Today we looked out and saw two Hairy Woodpeckers on the feeder that was filled with hulled sunflower seed. The bird on the left, was a fledgling begging from its father, on the right. All Daddy had to do was reach into the feeder and transfer the seed to begging baby right next to him. How easy was that!
Well it was easy, at least for a moment. We don't mean to imply life is that easy for these woodpeckers, or any other birds. They have to avoid predators, find a mate, find or create a suitable nesting hole, defend it against competitors, find enough food for themselves, and then, feed the hungry mouths of their babies. But at least for today, the feeder was a welcome source of food for the Hairy Woodpeckers.
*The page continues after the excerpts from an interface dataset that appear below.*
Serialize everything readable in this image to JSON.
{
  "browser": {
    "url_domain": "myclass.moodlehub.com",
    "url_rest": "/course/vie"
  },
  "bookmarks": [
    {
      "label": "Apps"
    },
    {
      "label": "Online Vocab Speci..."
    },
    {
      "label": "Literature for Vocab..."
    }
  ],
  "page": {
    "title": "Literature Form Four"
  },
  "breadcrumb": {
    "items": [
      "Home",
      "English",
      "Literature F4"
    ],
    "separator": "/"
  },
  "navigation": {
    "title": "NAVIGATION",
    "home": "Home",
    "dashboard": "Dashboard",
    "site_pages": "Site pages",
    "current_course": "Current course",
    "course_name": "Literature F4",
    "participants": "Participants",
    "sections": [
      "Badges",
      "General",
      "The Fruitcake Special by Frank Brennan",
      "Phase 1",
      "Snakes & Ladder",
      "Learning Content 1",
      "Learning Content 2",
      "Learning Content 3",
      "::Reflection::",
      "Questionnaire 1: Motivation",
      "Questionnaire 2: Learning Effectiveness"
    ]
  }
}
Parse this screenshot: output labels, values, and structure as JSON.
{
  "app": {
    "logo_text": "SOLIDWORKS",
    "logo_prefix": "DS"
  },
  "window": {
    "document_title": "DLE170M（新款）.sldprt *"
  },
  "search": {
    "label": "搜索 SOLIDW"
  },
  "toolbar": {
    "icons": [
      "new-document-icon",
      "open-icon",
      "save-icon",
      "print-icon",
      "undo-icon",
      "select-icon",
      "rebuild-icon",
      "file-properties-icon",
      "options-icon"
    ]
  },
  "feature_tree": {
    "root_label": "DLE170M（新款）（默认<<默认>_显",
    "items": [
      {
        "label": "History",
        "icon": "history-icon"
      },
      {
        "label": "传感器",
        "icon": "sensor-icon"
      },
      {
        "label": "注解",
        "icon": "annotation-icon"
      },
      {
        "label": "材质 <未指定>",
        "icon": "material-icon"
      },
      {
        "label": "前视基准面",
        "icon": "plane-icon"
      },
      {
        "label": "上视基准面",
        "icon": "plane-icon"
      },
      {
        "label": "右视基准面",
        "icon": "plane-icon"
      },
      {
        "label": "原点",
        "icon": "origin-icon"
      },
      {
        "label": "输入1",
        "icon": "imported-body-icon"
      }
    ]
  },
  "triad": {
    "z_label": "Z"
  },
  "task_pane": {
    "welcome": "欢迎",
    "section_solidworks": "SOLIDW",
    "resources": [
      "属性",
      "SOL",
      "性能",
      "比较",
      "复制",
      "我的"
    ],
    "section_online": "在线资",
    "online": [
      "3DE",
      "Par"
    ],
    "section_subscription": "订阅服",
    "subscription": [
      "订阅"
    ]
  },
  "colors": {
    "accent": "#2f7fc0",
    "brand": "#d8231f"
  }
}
Some observations on this scene:
* Hulled sunflower attracts many species of birds. It attracts all the species who can remove the shell, as well as birds who would have a hard time removing the shell, such as Carolina Wrens, Bluebirds, Catbirds, etc. In this case, the fledgling could not crack the shell and it would have been laborious for the adult to crack the shells one at a time and feed them to the fledgling. So, having the food already shelled, allowed the adult to just shovel it into the baby's mouth.
* Note that the fledgling looks a lot like the adult but differs in certain ways. (Note: a fledgling is a baby who has left the nest, but is still dependent on the parent for food, for up to several weeks.) The fledgling is smaller than the adult, has a fluffier appearance, and has a less developed tail. Look at the adult's tail. It is long and the central feathers are strong and pointed, helping it brace itself. The fledgling's tail is still growing in. The central tail feathers are still in the sheaths that envelop growing feathers, a characteristic of most woodpecker fledglings.
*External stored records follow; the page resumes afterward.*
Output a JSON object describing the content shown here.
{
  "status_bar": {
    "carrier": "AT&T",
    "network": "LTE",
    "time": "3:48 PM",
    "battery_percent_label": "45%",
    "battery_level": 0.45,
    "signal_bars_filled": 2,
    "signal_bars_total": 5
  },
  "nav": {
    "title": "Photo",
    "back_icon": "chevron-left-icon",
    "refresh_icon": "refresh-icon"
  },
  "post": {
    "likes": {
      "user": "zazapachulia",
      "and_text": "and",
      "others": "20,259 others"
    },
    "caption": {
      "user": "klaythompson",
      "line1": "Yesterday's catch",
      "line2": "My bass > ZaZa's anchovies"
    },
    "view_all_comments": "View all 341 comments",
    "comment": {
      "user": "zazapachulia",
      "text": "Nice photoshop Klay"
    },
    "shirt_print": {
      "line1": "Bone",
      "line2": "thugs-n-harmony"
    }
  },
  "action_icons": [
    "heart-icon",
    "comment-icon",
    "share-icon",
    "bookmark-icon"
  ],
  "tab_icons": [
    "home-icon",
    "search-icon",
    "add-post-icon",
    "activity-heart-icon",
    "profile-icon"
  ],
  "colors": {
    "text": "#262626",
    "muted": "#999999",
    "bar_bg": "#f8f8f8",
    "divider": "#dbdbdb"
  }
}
* In the third photo, the head of the fledgling has a few pinkish to reddish feathers on the front of the crown. This is usually true of fledgling Hairy Woodpecker males, but on rare occassions, a fledgling female can have a few reddish feathers on her forehead. Over time this fledgling will molt into the plumage pattern of the adult. If it is a male, it will have the head pattern of its father with red at the back of the crown. Some male Hairy Woodpeckers, east of the Rocky Mountains, have the red patch divided by a black, vertical bar, as in this photo. Birds in other areas of the country, usually have a continuous, unbroken, red bar. If the fledgling becomes an adult female, she will not have red on the head.
* The sunflower was used only as a supplement. They only stayed at the feeder for about 5 minutes, then flew off and went around the woods, the adult feeding the fledgling insects.
* It did not occur to the fledgling to reach into the feeder and get its own food. Eventually, it will learn to get food by itself, and we will probably see it back at the feeder, minus Dad.
All photos © Lillian Stokes, 2006